Why A New Shirt Could Land You A Job
A friend of mine wrote with good news yesterday. After seven months of unemployment after a layoff, he landed a job back in his field of IT services. Better yet, he got two job offers plus several job bites in one week! As he states:
"This is simply unbelievable. After a long dry spell...
I received a call on Monday with Job offer #1
Email yesterday with Job offer #2 (post phone interview and after 2 rounds of face to face interviews)
Call yesterday to interview at a different job.
Call today to schedule a Face to face after 2 rounds of phone interviews for employer #4.
Call today to schedule a Face to face with HR for a position with a 5th employer. Passed
What created the sudden shift for him? Is it just that when it rains, it pours, or that the slight improvement in the economy opened up new possibilities? Perhaps, but more likely his change in fortune is due to alternative tactics he tested in his own job hunt. As he notes:
Here are three of his strategic tweaks, in his own words.
"I changed my strategy recently and immediately saw an increase in activity from potential employers."
Tweak 1: Followup Letters.
"In addition to the typical cover letters and thank you letters, I started sending additional follow-up letters, starting approximately one week after the initial application submission," he states. "My intent was to make my application stand out after the initial influx of applicants. Likewise, with the thank you letters I was looking for a way to stand out after sending the initial thank you. The follow up thank you letters (several) gave me the opportunity to reiterate my interest in the position and highlight additional attributes that could get me a second look."
>> Related Article: How I Landed a Great Job in Five Months after Age 50

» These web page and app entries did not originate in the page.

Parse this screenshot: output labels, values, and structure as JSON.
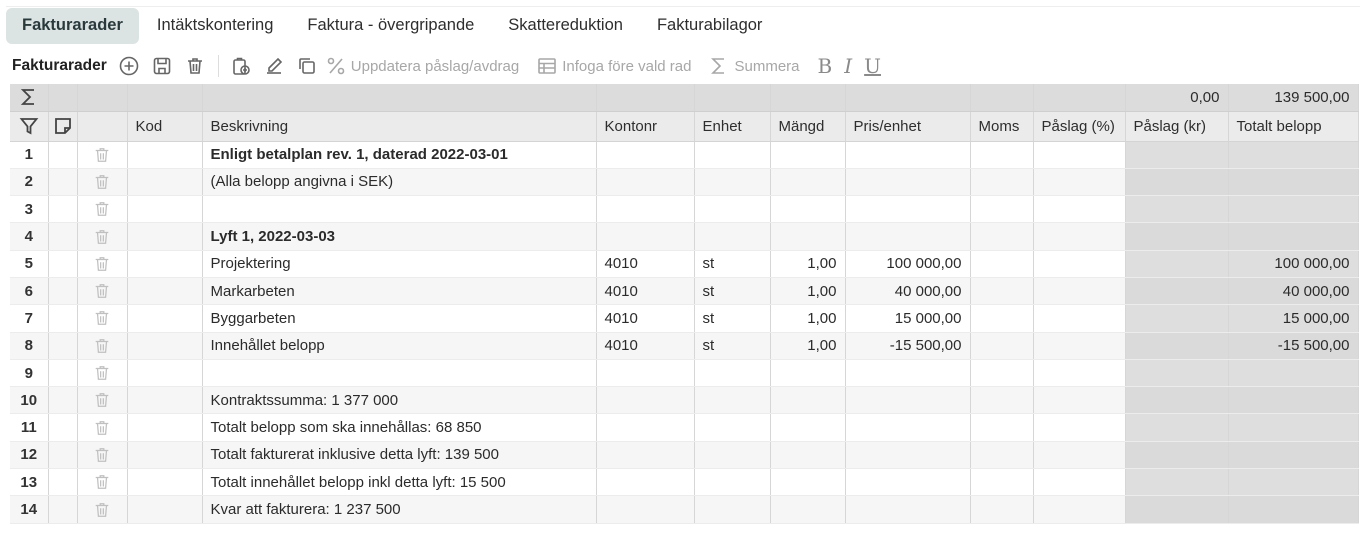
{
  "tabs": [
    {
      "label": "Fakturarader",
      "active": true
    },
    {
      "label": "Intäktskontering"
    },
    {
      "label": "Faktura - övergripande"
    },
    {
      "label": "Skattereduktion"
    },
    {
      "label": "Fakturabilagor"
    }
  ],
  "toolbar": {
    "title": "Fakturarader",
    "update_markup": "Uppdatera påslag/avdrag",
    "insert_before": "Infoga före vald rad",
    "summarize": "Summera",
    "bold": "B",
    "italic": "I",
    "underline": "U"
  },
  "summary": {
    "markup_kr": "0,00",
    "total": "139 500,00"
  },
  "columns": {
    "code": "Kod",
    "description": "Beskrivning",
    "account": "Kontonr",
    "unit": "Enhet",
    "quantity": "Mängd",
    "unit_price": "Pris/enhet",
    "vat": "Moms",
    "markup_pct": "Påslag (%)",
    "markup_kr": "Påslag (kr)",
    "total": "Totalt belopp"
  },
  "rows": [
    {
      "n": "1",
      "description": "Enligt betalplan rev. 1, daterad 2022-03-01",
      "bold": true,
      "account": "",
      "unit": "",
      "quantity": "",
      "price": "",
      "total": ""
    },
    {
      "n": "2",
      "description": "(Alla belopp angivna i SEK)",
      "bold": false,
      "account": "",
      "unit": "",
      "quantity": "",
      "price": "",
      "total": ""
    },
    {
      "n": "3",
      "description": "",
      "bold": false,
      "account": "",
      "unit": "",
      "quantity": "",
      "price": "",
      "total": ""
    },
    {
      "n": "4",
      "description": "Lyft 1, 2022-03-03",
      "bold": true,
      "account": "",
      "unit": "",
      "quantity": "",
      "price": "",
      "total": ""
    },
    {
      "n": "5",
      "description": "Projektering",
      "bold": false,
      "account": "4010",
      "unit": "st",
      "quantity": "1,00",
      "price": "100 000,00",
      "total": "100 000,00"
    },
    {
      "n": "6",
      "description": "Markarbeten",
      "bold": false,
      "account": "4010",
      "unit": "st",
      "quantity": "1,00",
      "price": "40 000,00",
      "total": "40 000,00"
    },
    {
      "n": "7",
      "description": "Byggarbeten",
      "bold": false,
      "account": "4010",
      "unit": "st",
      "quantity": "1,00",
      "price": "15 000,00",
      "total": "15 000,00"
    },
    {
      "n": "8",
      "description": "Innehållet belopp",
      "bold": false,
      "account": "4010",
      "unit": "st",
      "quantity": "1,00",
      "price": "-15 500,00",
      "total": "-15 500,00"
    },
    {
      "n": "9",
      "description": "",
      "bold": false,
      "account": "",
      "unit": "",
      "quantity": "",
      "price": "",
      "total": ""
    },
    {
      "n": "10",
      "description": "Kontraktssumma: 1 377 000",
      "bold": false,
      "account": "",
      "unit": "",
      "quantity": "",
      "price": "",
      "total": ""
    },
    {
      "n": "11",
      "description": "Totalt belopp som ska innehållas: 68 850",
      "bold": false,
      "account": "",
      "unit": "",
      "quantity": "",
      "price": "",
      "total": ""
    },
    {
      "n": "12",
      "description": "Totalt fakturerat inklusive detta lyft: 139 500",
      "bold": false,
      "account": "",
      "unit": "",
      "quantity": "",
      "price": "",
      "total": ""
    },
    {
      "n": "13",
      "description": "Totalt innehållet belopp inkl detta lyft: 15 500",
      "bold": false,
      "account": "",
      "unit": "",
      "quantity": "",
      "price": "",
      "total": ""
    },
    {
      "n": "14",
      "description": "Kvar att fakturera: 1 237 500",
      "bold": false,
      "account": "",
      "unit": "",
      "quantity": "",
      "price": "",
      "total": ""
    }
  ]
}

Tweak 2: Highlighted Recommendations
Like many job applicants, my friend solicited recommendations on LinkedIn. But, instead of waiting for the recommendations to be discovered, he actively sent links to prospective employers in his followup correspondence. He writes: "I provided a hyperlink to hiring managers, inviting them to review my profile and recommendations. It was not uncommon to see that my LinkedIn profile was viewed by those individuals shortly after sending the follow-up letters."
>>Related Article: 4 Tips to Give Your Resume a Facelift

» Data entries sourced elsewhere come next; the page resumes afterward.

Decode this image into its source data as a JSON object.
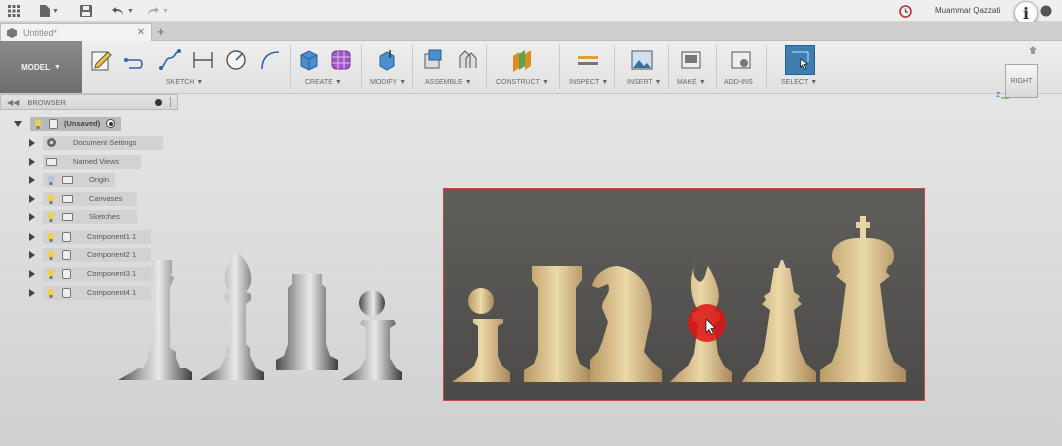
{
  "app": {
    "tab_title": "Untitled*",
    "user_name": "Muammar Qazzati",
    "info_glyph": "i"
  },
  "ribbon": {
    "workspace": "MODEL",
    "groups": [
      {
        "label": "SKETCH",
        "has_menu": true
      },
      {
        "label": "CREATE",
        "has_menu": true
      },
      {
        "label": "MODIFY",
        "has_menu": true
      },
      {
        "label": "ASSEMBLE",
        "has_menu": true
      },
      {
        "label": "CONSTRUCT",
        "has_menu": true
      },
      {
        "label": "INSPECT",
        "has_menu": true
      },
      {
        "label": "INSERT",
        "has_menu": true
      },
      {
        "label": "MAKE",
        "has_menu": true
      },
      {
        "label": "ADD-INS",
        "has_menu": false
      },
      {
        "label": "SELECT",
        "has_menu": true
      }
    ]
  },
  "browser": {
    "title": "BROWSER",
    "root": "(Unsaved)",
    "items": [
      {
        "label": "Document Settings",
        "icon": "gear-icon"
      },
      {
        "label": "Named Views",
        "icon": "folder-icon"
      },
      {
        "label": "Origin",
        "icon": "folder-icon"
      },
      {
        "label": "Canvases",
        "icon": "folder-icon"
      },
      {
        "label": "Sketches",
        "icon": "folder-icon"
      },
      {
        "label": "Component1 1",
        "icon": "component-icon"
      },
      {
        "label": "Component2 1",
        "icon": "component-icon"
      },
      {
        "label": "Component3 1",
        "icon": "component-icon"
      },
      {
        "label": "Component4 1",
        "icon": "component-icon"
      }
    ]
  },
  "viewcube": {
    "face": "RIGHT",
    "axis_z": "Z"
  },
  "colors": {
    "accent_select": "#3d7eb3",
    "canvas_border": "#c04848",
    "cursor_halo": "#dc1414"
  }
}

Tweak 3: A Wardrobe Color Punch
"Did I mention I also changed my interview outfit from a dark suit, white shirt and tie to dark suit, blue shirt and tie?" he wrote. When all was said and done, he quipped, "I think that was it."

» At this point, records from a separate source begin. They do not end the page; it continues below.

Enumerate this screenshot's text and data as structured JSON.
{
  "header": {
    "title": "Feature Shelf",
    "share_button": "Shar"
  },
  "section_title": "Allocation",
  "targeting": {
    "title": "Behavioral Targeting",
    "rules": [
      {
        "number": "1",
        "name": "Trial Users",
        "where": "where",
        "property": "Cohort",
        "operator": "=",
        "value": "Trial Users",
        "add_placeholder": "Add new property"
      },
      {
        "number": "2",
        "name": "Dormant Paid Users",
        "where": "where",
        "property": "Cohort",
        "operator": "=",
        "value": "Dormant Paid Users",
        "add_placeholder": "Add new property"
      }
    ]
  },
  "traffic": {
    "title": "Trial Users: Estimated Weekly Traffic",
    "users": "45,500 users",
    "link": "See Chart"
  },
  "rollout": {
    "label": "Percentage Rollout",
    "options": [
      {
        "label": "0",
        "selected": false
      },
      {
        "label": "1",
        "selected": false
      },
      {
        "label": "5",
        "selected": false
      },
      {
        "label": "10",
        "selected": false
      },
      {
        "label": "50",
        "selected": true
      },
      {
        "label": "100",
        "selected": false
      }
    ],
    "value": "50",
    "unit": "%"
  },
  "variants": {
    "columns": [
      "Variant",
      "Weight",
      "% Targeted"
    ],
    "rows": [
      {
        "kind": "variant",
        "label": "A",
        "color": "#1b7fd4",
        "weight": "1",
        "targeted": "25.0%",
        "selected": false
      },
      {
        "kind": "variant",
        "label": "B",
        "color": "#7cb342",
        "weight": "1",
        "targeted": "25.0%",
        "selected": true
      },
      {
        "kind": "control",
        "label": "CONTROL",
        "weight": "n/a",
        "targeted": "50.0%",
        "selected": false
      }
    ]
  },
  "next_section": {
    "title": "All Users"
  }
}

He's not mistaken. Employers like to see people who are modern, bright, passionate and interesting. A white shirt can imply that someone is "old fashioned, buttoned up, and not colorful."
Certainly a blue shirt will not make or break a job interview, but it goes to show that every little tactic counts from followup letters, to recommendations to showing a bit of your colorful personality.
Stuck with no bites on your job hunting efforts? What are three small changes you can make to test new bait? It might be a spruce of color on your resume, a resume addendum, a followup letter, or an improved LInkedIn summary. And, once you land the interview, don't forget perhaps just to spruce up your shirt, tie or accessory!